'But we've got to. Since the rebellion was crushed, we are the only ones who know the truth. We can prove it to them.'
'But what if they don't want proof. What if they are quite happy with things as they are?'
That's the spirit!
'But the rebellion...'
'Was but a handful of men', the Doctor puts in, 'Do you really believe they speak for everyone?'
Ian seems to notice the Doctor for the first time. 'I might have known you would resurface now. Where have you been all this time?'
'I've been doing a little digging of my own, trying to get a broader perspective, see the whole picture.'
'And now you just happen to turn up in time to change Barbara's mind about the press conference?'
Barbara moves forward, placing herself between her two friends. 'It's not like that, Ian. The Doctor only made me see what I've known all along, that we don't have the right to tell people what they should believe in.'
'But what they believe is wrong'
'But they still believe in it.'
I can see from Ian's slumped shoulders, previously puffed up with indignation, that Barbara is getting through to him. If I had any kind of mouth, I'd be struggling to cover up a smirk. That's what people tend to do in these situations, I have observed.
Ian protests for a little while longer, but it's obvious that the air has gone from his argument. It's obvious that he hasn't even considered the wider implications of his actions.
'So what do we do about the press conference?' he asked.
'I suppose we'd better slip away quietly via an alternative route. I'm sure in the absence of some real news they'll find something to make up.'
Ian nods, and Barbara
takes him by the arm as they follow the Doctor from the room.
The three time travellers leave the complex through a servant's entrance. I watch them with the security cameras that serve as my eyes as they mingle with the waiters, and try to avoid the ferocious head-chef as they head for the freezer compartment next to the kitchens, wherein lies their blue box. The one that still refuses to talk to me.
I could stop them, of course, but I want them to go. They've been enough trouble already. I mean, how's a computer meant to take over the world, with those busybodies around?

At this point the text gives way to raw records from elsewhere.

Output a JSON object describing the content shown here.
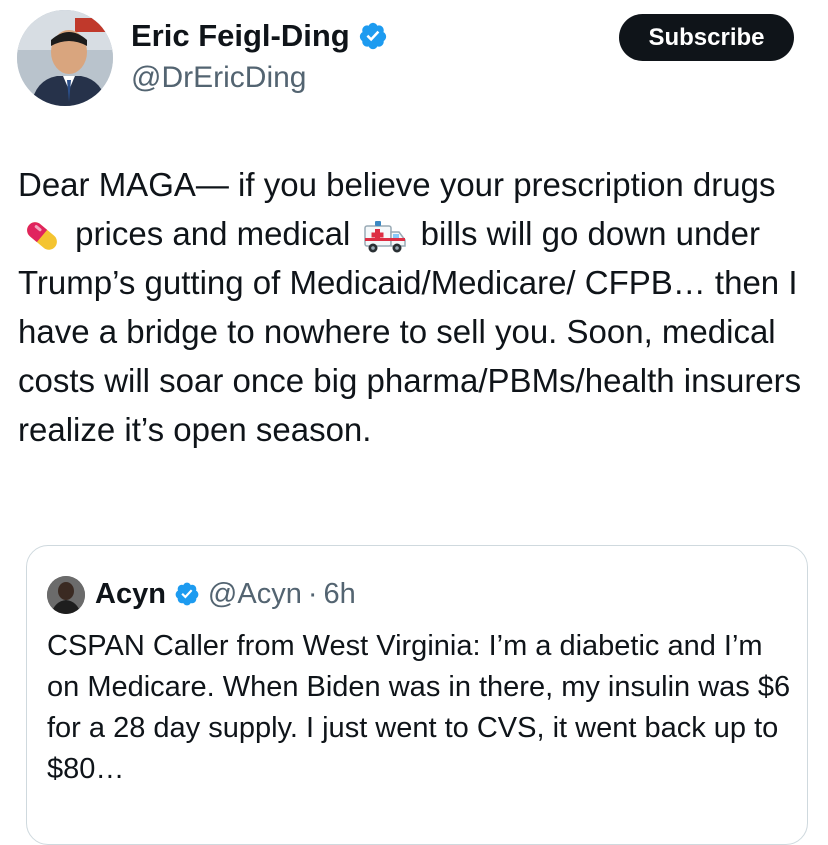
{
  "author": {
    "name": "Eric Feigl-Ding",
    "handle": "@DrEricDing",
    "verified": true
  },
  "subscribe_label": "Subscribe",
  "tweet": {
    "seg1": "Dear MAGA— if you believe your prescription drugs",
    "emoji1": "pill-emoji",
    "seg2": "prices and medical",
    "emoji2": "ambulance-emoji",
    "seg3": "bills will go down under Trump’s gutting of Medicaid/Medicare/ CFPB… then I have a bridge to nowhere to sell you. Soon, medical costs will soar once big pharma/PBMs/health insurers realize it’s open season."
  },
  "quote": {
    "name": "Acyn",
    "handle": "@Acyn",
    "separator": "·",
    "time": "6h",
    "text": "CSPAN Caller from West Virginia: I’m a diabetic and I’m on Medicare. When Biden was in there, my insulin was $6 for a 28 day supply. I just went to CVS, it went back up to $80…"
  },
  "colors": {
    "verified": "#1d9bf0",
    "text": "#0f1419",
    "secondary": "#536471",
    "button_bg": "#0f1419",
    "border": "#cfd9de"
  }
}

Now if you'll just excuse me, I've got a few prayers to attend to, a holy war to stir up (nothing like a good holy war to increase attendance at church, I find), and a few deaths to arrange. It's a busy life, being a megalomaniac, you know.
© 2000 Mark Phippen